Opening Reception: May 30, 6-10pm
with David Altmejd, Julie Doucet, Groupe d’action en cinéma Épopée, Henry Kleine, and Noémi McComber
At first blush Cynthia Girard’s work is a candy-coated world of animals, birds, and simple political slogans: cute but not threatening. But do not be fooled: Girard uses colour, pattern, and the reassuring forms of small beasts to disarm. On closer look this work deals in class struggle, social utopias, and the game of politics and power. Her paintings and sculptures borrow from the lineage of Political Theatre: theatre by, of, and for the people. Girard picks freely from Western history to select costumes and props, bringing together a commanding cast of unlikely characters, settings, and struggles with an absurdist hand and a comic voice, creating something that sparkles like a fairy tale, but delivers the somber punch of social satire.
A compelling list of social flare-ups that have been activated in resistance to conservative or right-wing politics and economics are a constant in Girard’s work. This is the action of her paintings: the political rallies, street protests, and student marches to demand better for women, queers, and students. The voices of civil rights, of Québec liberation, for ending nukes, embracing peace, and saving the earth. What all these campaigns share is a heavy reliance on grass-roots processions, demonstrations, and banners to convey their messages. Girard’s “painterly constructions”, as she calls them, are radically removed from the walls, hung on makeshift scaffolding, referencing the temporary scenic backdrops of street theatre and political banners – emblazoned with messages that are at once silly, powerful, and hopeful.
For Girard an exhibition or installation is a temporary platform to voice opinions and ask questions, and for real dialogue to happen, others should be involved. For this iteration, Girard has invited five artists – David Altmejd, Julie Doucet, Groupe d’action en cinéma Épopée, Henry Kleine, and Noémi McComber – to “nest in her project”. The temporality, or sense of the exhibition as a moment, is not only exciting to witness, but also falls in line with the roots from which it draws meaning and inspiration. Finishing the play, the demonstration, the political rally, this merry band of artists moves on to the next site of action.
This action however does not happen in the street, but has been moved into the garden. This is not an ornamental, expertly pruned English garden, nor is it a wild, untamed green space – this garden is the magic space of myths, folk tales, and children’s books.
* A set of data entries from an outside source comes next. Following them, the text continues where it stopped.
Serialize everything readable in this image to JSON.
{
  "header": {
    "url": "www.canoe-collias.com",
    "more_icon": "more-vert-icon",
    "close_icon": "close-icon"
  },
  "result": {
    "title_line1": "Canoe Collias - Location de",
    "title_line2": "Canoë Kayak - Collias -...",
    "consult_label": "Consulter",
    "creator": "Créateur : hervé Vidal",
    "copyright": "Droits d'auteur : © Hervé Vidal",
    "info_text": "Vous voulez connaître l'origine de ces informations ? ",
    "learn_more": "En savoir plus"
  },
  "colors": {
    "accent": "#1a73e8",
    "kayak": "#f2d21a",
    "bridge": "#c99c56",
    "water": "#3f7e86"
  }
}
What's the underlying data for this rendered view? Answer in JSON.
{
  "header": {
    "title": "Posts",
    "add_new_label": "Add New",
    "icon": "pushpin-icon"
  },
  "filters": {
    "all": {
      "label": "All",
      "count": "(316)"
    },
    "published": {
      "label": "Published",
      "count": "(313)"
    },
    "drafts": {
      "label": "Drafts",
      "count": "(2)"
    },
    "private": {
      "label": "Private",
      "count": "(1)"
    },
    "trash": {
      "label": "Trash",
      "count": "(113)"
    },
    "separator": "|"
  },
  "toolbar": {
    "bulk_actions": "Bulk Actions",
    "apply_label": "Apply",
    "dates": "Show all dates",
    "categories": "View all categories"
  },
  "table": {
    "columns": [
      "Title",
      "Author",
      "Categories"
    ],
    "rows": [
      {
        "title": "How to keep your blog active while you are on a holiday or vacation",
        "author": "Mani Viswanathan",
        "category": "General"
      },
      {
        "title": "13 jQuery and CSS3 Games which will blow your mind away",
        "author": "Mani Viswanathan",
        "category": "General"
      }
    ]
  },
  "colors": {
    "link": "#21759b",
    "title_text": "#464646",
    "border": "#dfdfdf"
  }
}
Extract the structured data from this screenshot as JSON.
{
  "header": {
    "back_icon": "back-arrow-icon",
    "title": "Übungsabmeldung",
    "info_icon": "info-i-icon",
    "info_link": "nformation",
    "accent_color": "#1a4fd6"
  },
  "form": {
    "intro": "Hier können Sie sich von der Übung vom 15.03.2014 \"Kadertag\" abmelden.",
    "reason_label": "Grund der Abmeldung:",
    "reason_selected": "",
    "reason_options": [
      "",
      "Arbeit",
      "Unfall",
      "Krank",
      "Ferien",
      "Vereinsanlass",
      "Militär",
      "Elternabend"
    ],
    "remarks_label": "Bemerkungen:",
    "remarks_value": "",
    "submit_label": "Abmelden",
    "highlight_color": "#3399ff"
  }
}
The expected green is replaced by rainbow hues, everything is abstracted, scale manipulated, and what we know of the colour of day and night erased so that time has no hold. This garden is not found in backyards or through gates, but between, behind, or on the other side of our world – accessible only through rips in our reality. Girard paints these shifting access points into her paintings: a parted curtain, a door, the rainbow path of a snail – they are signs and maps for movement towards utopia.
The characters, of which there are many – Rosa Luxemburg, Martin Luther King, Karl Marx, Mussolini, Franco, and Berlusconi, among others – are abstracted caricatures, faces with phallic noses, cubist bodies. Often they are experiencing a kind of transformation or in the process of being rendered down to absurd and laughable proportions. Neither human nor beast, they stretch from one bodily form into the next, fracture, and remain in constant disorder. The beasts – unicorns, birds, butterflies, owls, snails, and caterpillars – only become more beautiful, with fuller tails, more elaborate feathers, and fancier colours. They are also wise and have been granted the use of language, something the humans have been denied. They are the poets and truth-seekers. They speak the obvious, but it is often these simple lines that give them insight and logic, making them the heroes of these clever allegories.